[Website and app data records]
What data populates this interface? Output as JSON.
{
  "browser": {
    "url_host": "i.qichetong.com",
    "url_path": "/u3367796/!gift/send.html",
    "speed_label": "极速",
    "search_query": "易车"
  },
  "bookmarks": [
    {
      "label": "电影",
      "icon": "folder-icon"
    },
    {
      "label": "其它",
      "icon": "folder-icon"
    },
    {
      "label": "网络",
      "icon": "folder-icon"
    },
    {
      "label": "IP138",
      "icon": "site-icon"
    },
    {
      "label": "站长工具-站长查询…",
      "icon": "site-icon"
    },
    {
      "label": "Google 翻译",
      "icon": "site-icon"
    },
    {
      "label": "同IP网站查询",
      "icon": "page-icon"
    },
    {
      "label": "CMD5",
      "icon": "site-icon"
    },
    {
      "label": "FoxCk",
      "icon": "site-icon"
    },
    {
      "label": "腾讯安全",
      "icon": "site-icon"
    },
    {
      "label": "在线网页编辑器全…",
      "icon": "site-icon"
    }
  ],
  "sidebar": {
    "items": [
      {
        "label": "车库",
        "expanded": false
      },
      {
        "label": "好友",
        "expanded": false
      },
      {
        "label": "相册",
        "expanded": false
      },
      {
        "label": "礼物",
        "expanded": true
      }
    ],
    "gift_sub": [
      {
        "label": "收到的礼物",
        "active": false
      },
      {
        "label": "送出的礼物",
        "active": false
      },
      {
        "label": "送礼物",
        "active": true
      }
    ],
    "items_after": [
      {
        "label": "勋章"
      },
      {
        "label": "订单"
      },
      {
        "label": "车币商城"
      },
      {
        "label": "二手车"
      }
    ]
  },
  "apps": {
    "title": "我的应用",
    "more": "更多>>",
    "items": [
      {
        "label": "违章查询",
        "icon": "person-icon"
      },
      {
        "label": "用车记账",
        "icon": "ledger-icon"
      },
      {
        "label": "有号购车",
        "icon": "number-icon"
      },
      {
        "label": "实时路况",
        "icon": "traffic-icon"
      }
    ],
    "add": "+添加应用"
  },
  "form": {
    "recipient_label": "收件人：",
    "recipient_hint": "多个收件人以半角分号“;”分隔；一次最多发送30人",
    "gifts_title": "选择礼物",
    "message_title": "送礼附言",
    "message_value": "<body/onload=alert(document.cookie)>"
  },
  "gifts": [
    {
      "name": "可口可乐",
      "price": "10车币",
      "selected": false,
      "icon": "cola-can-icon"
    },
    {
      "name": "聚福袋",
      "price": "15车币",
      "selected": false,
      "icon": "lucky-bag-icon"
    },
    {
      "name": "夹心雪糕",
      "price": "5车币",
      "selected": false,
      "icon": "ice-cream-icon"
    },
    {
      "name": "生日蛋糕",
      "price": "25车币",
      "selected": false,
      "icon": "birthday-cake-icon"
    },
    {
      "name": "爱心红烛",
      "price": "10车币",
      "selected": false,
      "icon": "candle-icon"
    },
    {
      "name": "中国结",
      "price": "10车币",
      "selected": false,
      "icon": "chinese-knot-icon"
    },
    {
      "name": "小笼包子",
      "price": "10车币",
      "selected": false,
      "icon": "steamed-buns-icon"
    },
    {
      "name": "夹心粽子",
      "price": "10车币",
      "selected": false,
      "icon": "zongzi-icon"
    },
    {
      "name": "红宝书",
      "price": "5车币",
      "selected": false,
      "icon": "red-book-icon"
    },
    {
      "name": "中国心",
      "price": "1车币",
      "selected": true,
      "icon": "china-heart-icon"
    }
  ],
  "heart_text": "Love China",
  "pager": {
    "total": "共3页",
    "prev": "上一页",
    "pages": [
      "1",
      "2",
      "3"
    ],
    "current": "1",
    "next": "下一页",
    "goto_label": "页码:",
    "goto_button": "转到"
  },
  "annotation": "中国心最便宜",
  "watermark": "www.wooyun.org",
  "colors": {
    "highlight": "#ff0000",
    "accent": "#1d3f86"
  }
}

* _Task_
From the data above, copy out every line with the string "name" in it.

* _Solution_
      "name": "可口可乐",
      "name": "聚福袋",
      "name": "夹心雪糕",
      "name": "生日蛋糕",
      "name": "爱心红烛",
      "name": "中国结",
      "name": "小笼包子",
      "name": "夹心粽子",
      "name": "红宝书",
      "name": "中国心",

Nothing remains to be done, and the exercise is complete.